A number of Trump allies are "intensifying calls to scrap the rollout" of the White House's 'peace plan' for Israel and the Palestinians, reported POLITICO.
According to the report, "prominent conservative and pro-Israel voices close to the White House are increasingly sharing their fears" about the consequences of the plan's publication.
These "range from the possibility that the peace proposal could trigger violence to worries that its offerings could forever kill efforts to craft a two-state solution".
In light of a new Israeli election scheduled for September, some right-wing analysts "are going on the record to urge the Trump administration to set aside the plan indefinitely".
"Releasing the plan now would make the US seem unserious," James Carafano, a senior foreign affairs scholar with the conservative Heritage Foundation, told POLITICO. "It's better to wait, perhaps even until after the US elections".
Rob Satloff, the executive director of the pro-Israel Washington Institute for Near East Policy, recently urged a rethink in a Foreign Policy article; "issuing the Middle East peace plan in the current environment is a lose-lose-lose proposition", he wrote.
Some right-wing pundits, however, believe Jared Kushner should release the plan by the autumn.
"The administration issuing their plan…should have value as setting down a guidepost for when the environment for a deal is more suitable", Michael Makovsky, the president of the Jewish Institute for National Security of America, told POLITICO.

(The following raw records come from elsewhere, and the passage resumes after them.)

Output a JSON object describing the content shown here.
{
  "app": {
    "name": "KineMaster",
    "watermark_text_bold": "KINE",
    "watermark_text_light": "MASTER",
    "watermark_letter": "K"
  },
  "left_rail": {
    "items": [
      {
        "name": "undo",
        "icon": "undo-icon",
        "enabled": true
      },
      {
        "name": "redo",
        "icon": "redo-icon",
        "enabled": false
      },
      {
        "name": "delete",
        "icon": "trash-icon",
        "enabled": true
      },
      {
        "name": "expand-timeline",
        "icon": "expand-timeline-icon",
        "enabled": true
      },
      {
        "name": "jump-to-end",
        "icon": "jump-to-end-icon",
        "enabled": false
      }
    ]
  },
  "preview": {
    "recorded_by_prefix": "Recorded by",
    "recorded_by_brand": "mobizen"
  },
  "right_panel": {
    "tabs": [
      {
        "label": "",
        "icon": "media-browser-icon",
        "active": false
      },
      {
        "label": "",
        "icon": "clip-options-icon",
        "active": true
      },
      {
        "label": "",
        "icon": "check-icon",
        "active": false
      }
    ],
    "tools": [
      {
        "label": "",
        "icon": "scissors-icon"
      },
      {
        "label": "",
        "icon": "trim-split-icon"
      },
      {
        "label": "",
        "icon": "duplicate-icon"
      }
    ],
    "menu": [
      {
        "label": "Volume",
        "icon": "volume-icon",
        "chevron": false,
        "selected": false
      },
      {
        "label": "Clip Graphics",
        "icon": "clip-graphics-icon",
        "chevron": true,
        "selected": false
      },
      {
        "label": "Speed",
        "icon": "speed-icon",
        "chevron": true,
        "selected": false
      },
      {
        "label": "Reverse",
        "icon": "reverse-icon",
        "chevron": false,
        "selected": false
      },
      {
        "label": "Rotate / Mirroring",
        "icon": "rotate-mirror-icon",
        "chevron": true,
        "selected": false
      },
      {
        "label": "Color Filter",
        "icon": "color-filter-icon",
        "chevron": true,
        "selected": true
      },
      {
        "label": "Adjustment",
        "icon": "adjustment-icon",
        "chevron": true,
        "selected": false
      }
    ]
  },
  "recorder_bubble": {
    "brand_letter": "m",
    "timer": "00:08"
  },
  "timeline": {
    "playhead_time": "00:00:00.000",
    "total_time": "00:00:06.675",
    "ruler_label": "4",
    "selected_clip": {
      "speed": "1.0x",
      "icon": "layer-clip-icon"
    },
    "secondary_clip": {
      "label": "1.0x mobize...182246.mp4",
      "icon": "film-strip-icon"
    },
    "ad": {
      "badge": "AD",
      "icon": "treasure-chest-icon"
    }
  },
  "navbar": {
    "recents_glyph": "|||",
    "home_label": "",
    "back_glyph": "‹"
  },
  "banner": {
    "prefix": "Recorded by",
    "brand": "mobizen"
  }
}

"It's hard for me to imagine this administration, with all of the anticipation leading up to this, not releasing the plan," said Jonathan Schanzer, of the Foundation for Defense of Democracies. "It's too hard for them to walk back".